In the new film Jackie, Natalie Portman portrays First Lady Jacqueline Kennedy in the week following her husband's assassination. The movie depicts her trauma and her iron-willed planning of a funeral that would cement his legacy. Then she works to burnish the legend of Camelot in a magazine interview that she carefully controls.
Jackie was the first screenwriting effort from Noah Oppenheim, whose career has taken some interesting twists.
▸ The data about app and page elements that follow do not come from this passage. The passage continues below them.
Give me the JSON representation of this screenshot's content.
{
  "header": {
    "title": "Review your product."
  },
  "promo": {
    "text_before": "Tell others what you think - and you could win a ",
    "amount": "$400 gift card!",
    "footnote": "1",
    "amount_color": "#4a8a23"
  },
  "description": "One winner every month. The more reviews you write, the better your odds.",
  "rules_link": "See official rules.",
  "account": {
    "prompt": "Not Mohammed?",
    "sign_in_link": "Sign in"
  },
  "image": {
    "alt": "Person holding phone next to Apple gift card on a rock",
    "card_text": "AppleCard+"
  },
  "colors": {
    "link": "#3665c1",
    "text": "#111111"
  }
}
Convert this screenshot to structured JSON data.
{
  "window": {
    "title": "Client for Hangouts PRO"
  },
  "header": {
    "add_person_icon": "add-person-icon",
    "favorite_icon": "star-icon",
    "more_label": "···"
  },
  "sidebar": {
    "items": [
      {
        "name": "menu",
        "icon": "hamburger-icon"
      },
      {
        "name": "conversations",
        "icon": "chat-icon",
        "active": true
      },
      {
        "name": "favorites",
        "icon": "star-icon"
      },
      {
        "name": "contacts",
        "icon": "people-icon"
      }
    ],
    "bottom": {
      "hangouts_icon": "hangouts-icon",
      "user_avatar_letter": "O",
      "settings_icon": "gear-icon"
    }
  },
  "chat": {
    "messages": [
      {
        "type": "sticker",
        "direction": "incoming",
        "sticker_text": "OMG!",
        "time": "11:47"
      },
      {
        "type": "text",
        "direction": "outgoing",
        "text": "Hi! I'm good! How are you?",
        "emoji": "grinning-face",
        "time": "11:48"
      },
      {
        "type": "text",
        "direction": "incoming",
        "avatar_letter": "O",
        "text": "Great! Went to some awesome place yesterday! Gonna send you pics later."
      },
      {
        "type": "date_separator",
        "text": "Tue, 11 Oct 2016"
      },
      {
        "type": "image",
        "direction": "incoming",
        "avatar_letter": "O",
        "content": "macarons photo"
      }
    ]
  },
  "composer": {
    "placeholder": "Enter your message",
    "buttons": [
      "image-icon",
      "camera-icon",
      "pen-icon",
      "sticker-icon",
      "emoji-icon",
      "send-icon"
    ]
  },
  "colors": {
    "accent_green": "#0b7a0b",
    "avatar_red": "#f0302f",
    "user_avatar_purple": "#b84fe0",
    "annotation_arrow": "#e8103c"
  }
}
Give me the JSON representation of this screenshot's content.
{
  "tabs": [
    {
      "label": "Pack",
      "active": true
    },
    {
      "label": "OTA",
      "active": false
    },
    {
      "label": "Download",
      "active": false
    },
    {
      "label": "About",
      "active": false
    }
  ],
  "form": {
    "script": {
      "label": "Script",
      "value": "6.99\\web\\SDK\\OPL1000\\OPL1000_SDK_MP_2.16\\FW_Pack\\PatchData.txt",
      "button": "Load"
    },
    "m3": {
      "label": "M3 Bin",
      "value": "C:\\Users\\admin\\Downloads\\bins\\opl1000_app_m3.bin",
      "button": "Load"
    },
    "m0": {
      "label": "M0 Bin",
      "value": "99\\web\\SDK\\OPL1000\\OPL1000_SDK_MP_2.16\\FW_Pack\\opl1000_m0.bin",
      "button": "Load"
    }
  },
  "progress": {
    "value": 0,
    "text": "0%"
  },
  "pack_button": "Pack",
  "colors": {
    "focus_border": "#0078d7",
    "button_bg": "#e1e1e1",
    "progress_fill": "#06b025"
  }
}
A Harvard graduate, Oppenheim landed a job out of college with Chris Matthews' show Hardball on MSNBC. He spent his 20s at NBC News, co-creating Mad Money with Jim Cramer and putting in a stint at the Today show. Oppenheim left for Hollywood in 2008 to work first as a television executive and then as a screenwriter. But in 2015, he circled back to the East Coast, taking the helm at the Today show. So strangely, he is now in that job while in the awards conversation for his Jackie screenplay.
We talked to Oppenheim about this unusual career, which this year included the hiring and firing of Billy Bush, and the experience of watching acclaimed director Darren Aronofsky hand the Jackie project over to Chilean director Pablo Larrain.